# [PROBLEM TO WORK ON]
A faithful, word-for-word copy of the data below is required, without pictures.

*** DATA EXCERPTS Section Begins ***

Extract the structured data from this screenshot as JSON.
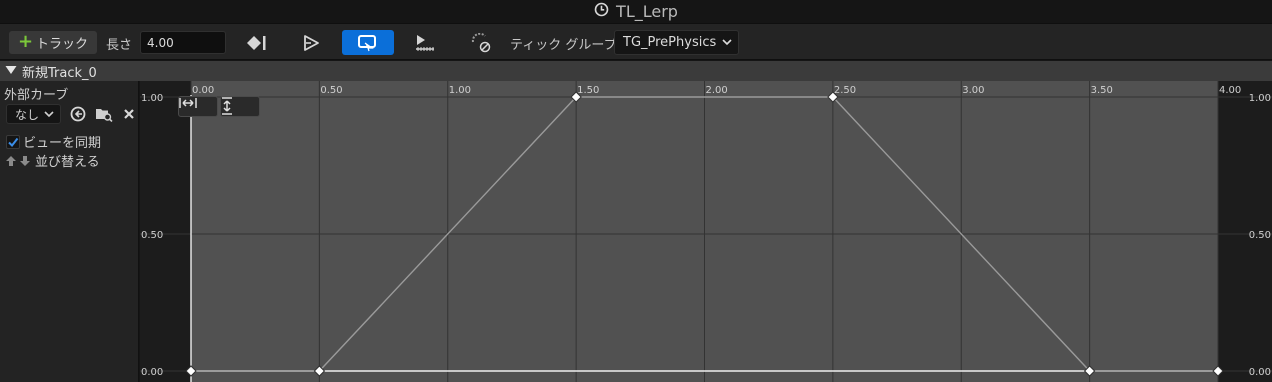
{
  "window": {
    "title": "TL_Lerp"
  },
  "toolbar": {
    "add_track_label": "トラック",
    "length_label": "長さ",
    "length_value": "4.00",
    "tick_group_label": "ティック グループ",
    "tick_group_value": "TG_PrePhysics",
    "loop_active": true
  },
  "track": {
    "name": "新規Track_0"
  },
  "left_panel": {
    "external_curve_label": "外部カーブ",
    "external_curve_value": "なし",
    "sync_view_label": "ビューを同期",
    "sync_view_checked": true,
    "sort_label": "並び替える"
  },
  "graph": {
    "x_ticks": [
      "0.00",
      "0.50",
      "1.00",
      "1.50",
      "2.00",
      "2.50",
      "3.00",
      "3.50",
      "4.00"
    ],
    "y_ticks": [
      "1.00",
      "0.50",
      "0.00"
    ],
    "x_range": [
      0,
      4
    ],
    "y_range": [
      0,
      1
    ]
  },
  "chart_data": {
    "type": "line",
    "x": [
      0,
      0.5,
      1.5,
      2.5,
      3.5,
      4.0
    ],
    "y": [
      0,
      0,
      1,
      1,
      0,
      0
    ],
    "xlim": [
      0,
      4
    ],
    "ylim": [
      0,
      1
    ],
    "grid": true
  },
  "colors": {
    "accent": "#0b6fd9",
    "plus": "#7cc83a",
    "curve": "#9a9a9a",
    "active_range": "#515151"
  }
}
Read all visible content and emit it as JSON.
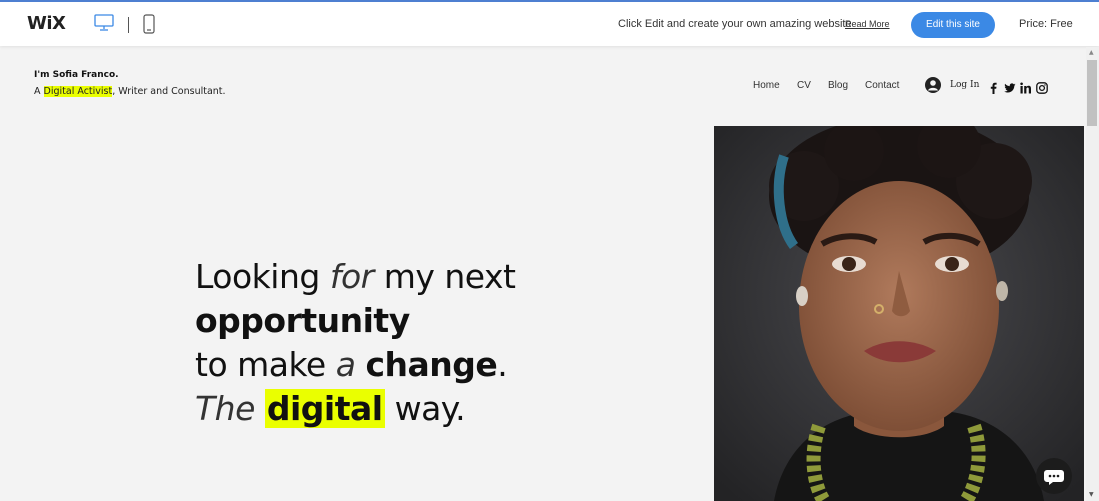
{
  "editor_bar": {
    "logo": "WiX",
    "desktop_icon": "desktop-icon",
    "mobile_icon": "mobile-icon",
    "promo_text": "Click Edit and create your own amazing website",
    "read_more": "Read More",
    "edit_button": "Edit this site",
    "price": "Price: Free",
    "accent_color": "#3b89e5"
  },
  "site_header": {
    "name": "I'm Sofia Franco.",
    "tagline_prefix": "A ",
    "tagline_highlight": "Digital Activist",
    "tagline_suffix": ", Writer and Consultant.",
    "highlight_color": "#eaff00"
  },
  "nav": {
    "items": [
      {
        "label": "Home"
      },
      {
        "label": "CV"
      },
      {
        "label": "Blog"
      },
      {
        "label": "Contact"
      }
    ],
    "login_label": "Log In",
    "login_icon": "user-avatar-icon",
    "social_icons": [
      "facebook-icon",
      "twitter-icon",
      "linkedin-icon",
      "instagram-icon"
    ]
  },
  "hero": {
    "line1_a": "Looking ",
    "line1_b": "for",
    "line1_c": " my next",
    "line2": "opportunity",
    "line3_a": "to make ",
    "line3_b": "a",
    "line3_c": " ",
    "line3_d": "change",
    "line3_e": ".",
    "line4_a": "The ",
    "line4_b": "digital",
    "line4_c": " way."
  },
  "chat": {
    "icon": "chat-bubble-icon"
  }
}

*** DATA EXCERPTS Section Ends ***

# [EXERCISE RESULT]
Extract the structured data from this screenshot as JSON.
{
  "window": {
    "title": "TL_Lerp"
  },
  "toolbar": {
    "add_track_label": "トラック",
    "length_label": "長さ",
    "length_value": "4.00",
    "tick_group_label": "ティック グループ",
    "tick_group_value": "TG_PrePhysics",
    "loop_active": true
  },
  "track": {
    "name": "新規Track_0"
  },
  "left_panel": {
    "external_curve_label": "外部カーブ",
    "external_curve_value": "なし",
    "sync_view_label": "ビューを同期",
    "sync_view_checked": true,
    "sort_label": "並び替える"
  },
  "graph": {
    "x_ticks": [
      "0.00",
      "0.50",
      "1.00",
      "1.50",
      "2.00",
      "2.50",
      "3.00",
      "3.50",
      "4.00"
    ],
    "y_ticks": [
      "1.00",
      "0.50",
      "0.00"
    ],
    "x_range": [
      0,
      4
    ],
    "y_range": [
      0,
      1
    ]
  },
  "chart_data": {
    "type": "line",
    "x": [
      0,
      0.5,
      1.5,
      2.5,
      3.5,
      4.0
    ],
    "y": [
      0,
      0,
      1,
      1,
      0,
      0
    ],
    "xlim": [
      0,
      4
    ],
    "ylim": [
      0,
      1
    ],
    "grid": true
  },
  "colors": {
    "accent": "#0b6fd9",
    "plus": "#7cc83a",
    "curve": "#9a9a9a",
    "active_range": "#515151"
  }
}
Read all visible content and emit it as JSON.
{
  "editor_bar": {
    "logo": "WiX",
    "desktop_icon": "desktop-icon",
    "mobile_icon": "mobile-icon",
    "promo_text": "Click Edit and create your own amazing website",
    "read_more": "Read More",
    "edit_button": "Edit this site",
    "price": "Price: Free",
    "accent_color": "#3b89e5"
  },
  "site_header": {
    "name": "I'm Sofia Franco.",
    "tagline_prefix": "A ",
    "tagline_highlight": "Digital Activist",
    "tagline_suffix": ", Writer and Consultant.",
    "highlight_color": "#eaff00"
  },
  "nav": {
    "items": [
      {
        "label": "Home"
      },
      {
        "label": "CV"
      },
      {
        "label": "Blog"
      },
      {
        "label": "Contact"
      }
    ],
    "login_label": "Log In",
    "login_icon": "user-avatar-icon",
    "social_icons": [
      "facebook-icon",
      "twitter-icon",
      "linkedin-icon",
      "instagram-icon"
    ]
  },
  "hero": {
    "line1_a": "Looking ",
    "line1_b": "for",
    "line1_c": " my next",
    "line2": "opportunity",
    "line3_a": "to make ",
    "line3_b": "a",
    "line3_c": " ",
    "line3_d": "change",
    "line3_e": ".",
    "line4_a": "The ",
    "line4_b": "digital",
    "line4_c": " way."
  },
  "chat": {
    "icon": "chat-bubble-icon"
  }
}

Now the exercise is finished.